## [RECORDS SHOWN]
--- START ---

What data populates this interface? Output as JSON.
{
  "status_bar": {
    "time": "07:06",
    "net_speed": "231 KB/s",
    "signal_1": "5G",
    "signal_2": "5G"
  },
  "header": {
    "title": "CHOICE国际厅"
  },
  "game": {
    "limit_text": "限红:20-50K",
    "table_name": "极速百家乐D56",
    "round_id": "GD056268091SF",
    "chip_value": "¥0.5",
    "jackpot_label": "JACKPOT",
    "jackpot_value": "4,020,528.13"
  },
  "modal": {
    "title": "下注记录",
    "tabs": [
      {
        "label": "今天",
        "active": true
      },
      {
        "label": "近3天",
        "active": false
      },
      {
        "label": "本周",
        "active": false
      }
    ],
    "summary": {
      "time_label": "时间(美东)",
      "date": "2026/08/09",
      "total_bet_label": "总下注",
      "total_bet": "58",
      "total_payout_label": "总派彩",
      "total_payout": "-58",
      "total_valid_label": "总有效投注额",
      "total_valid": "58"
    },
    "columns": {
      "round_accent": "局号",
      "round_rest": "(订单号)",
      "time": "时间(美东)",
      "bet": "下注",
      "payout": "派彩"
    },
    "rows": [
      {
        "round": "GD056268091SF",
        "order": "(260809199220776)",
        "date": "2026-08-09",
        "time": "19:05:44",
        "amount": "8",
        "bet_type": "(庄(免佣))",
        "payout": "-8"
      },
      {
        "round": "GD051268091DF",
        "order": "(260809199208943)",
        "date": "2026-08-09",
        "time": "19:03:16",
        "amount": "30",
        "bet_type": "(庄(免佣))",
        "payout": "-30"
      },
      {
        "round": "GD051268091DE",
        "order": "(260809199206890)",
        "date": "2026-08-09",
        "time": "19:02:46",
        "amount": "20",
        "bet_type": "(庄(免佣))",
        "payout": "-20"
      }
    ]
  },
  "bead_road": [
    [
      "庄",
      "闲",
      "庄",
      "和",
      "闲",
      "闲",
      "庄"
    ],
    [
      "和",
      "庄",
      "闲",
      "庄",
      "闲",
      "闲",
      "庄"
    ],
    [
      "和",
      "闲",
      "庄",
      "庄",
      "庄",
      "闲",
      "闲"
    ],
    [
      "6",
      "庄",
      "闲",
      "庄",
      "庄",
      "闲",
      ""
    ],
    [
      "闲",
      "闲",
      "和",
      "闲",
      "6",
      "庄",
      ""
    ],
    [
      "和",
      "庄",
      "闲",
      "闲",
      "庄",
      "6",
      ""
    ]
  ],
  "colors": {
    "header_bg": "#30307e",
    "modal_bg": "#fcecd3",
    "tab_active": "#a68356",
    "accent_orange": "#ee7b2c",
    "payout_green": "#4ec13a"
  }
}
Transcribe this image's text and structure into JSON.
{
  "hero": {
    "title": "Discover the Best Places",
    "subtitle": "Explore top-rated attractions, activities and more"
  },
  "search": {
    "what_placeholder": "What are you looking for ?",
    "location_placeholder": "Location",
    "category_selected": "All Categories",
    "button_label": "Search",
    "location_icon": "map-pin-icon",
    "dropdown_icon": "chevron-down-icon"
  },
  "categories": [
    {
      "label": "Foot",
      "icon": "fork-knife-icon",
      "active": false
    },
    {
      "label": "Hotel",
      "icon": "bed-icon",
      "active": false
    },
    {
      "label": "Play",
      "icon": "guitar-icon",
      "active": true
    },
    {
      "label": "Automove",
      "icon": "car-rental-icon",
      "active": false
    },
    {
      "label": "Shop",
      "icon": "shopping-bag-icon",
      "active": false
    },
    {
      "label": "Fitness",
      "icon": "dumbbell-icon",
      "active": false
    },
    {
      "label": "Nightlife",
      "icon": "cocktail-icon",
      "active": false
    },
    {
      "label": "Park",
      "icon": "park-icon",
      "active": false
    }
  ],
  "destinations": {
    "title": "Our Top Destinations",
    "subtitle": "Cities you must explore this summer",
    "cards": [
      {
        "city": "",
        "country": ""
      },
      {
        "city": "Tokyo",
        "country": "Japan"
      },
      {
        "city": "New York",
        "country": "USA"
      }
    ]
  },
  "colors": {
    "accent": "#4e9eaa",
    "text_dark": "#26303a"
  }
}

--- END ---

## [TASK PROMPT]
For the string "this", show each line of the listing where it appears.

## [RESPONSE BOX]
What data populates this interface? Output as JSON.
Transcribe this image's text and structure into JSON.
    "subtitle": "Cities you must explore this summer",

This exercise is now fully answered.